(SOURCE MATERIAL Opens)

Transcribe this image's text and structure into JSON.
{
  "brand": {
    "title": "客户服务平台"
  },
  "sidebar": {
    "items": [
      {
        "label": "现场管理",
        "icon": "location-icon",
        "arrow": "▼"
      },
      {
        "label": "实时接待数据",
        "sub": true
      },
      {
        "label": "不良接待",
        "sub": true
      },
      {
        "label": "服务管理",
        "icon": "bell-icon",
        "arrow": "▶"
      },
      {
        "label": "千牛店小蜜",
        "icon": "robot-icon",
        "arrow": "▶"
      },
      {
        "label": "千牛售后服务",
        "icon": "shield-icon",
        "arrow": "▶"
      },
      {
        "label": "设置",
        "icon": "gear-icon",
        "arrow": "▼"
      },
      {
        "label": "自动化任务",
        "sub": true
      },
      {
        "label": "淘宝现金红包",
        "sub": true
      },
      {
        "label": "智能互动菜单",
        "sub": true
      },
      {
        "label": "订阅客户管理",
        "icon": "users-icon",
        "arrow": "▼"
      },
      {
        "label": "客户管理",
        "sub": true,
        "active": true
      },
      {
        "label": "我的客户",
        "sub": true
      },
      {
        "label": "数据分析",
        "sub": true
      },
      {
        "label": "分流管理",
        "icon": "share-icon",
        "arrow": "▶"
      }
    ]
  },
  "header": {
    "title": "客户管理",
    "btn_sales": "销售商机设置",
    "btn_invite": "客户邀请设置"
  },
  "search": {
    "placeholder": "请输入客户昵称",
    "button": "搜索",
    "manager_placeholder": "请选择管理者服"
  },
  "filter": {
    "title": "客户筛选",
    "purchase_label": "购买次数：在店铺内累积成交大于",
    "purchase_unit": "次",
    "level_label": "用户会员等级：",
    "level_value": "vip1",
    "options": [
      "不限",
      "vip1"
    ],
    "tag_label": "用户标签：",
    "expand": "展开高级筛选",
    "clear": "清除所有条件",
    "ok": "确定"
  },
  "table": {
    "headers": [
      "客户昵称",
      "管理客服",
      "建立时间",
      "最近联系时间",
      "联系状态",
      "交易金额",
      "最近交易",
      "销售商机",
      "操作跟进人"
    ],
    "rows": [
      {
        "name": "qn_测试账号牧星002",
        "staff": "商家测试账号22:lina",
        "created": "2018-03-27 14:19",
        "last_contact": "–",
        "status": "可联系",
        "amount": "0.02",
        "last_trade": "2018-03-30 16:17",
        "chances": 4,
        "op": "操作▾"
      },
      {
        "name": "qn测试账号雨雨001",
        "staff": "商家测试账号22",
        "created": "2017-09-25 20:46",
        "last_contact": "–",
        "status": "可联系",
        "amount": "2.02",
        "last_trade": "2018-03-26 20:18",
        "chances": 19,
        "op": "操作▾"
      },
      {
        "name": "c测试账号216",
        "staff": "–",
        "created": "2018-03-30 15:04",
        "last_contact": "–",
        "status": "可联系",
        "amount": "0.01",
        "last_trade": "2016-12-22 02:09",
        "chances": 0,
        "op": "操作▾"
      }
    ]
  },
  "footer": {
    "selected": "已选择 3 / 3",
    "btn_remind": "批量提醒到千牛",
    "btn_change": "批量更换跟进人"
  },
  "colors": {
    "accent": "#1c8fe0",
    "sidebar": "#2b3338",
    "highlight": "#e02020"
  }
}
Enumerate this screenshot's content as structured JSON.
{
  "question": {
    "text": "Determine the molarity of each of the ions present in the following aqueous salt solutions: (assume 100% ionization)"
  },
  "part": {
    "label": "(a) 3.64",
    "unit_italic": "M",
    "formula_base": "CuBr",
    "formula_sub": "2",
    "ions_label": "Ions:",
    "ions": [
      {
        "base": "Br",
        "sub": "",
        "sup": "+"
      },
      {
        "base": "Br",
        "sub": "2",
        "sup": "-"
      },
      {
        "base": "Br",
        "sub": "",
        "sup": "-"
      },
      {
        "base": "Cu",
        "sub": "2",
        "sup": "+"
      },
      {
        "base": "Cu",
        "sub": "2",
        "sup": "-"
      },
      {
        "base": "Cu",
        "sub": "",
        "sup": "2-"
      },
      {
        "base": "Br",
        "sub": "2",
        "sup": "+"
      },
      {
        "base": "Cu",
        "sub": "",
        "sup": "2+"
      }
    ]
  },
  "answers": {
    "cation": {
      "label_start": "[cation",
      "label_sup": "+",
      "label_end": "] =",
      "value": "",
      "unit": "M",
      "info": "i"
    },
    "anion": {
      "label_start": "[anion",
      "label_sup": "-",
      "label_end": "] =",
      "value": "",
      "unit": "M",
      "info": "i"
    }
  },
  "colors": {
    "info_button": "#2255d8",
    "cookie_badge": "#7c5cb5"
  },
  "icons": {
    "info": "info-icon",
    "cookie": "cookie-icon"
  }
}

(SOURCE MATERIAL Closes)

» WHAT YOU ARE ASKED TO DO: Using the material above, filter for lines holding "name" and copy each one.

» WORKED SOLUTION:
        "name": "qn_测试账号牧星002",
        "name": "qn测试账号雨雨001",
        "name": "c测试账号216",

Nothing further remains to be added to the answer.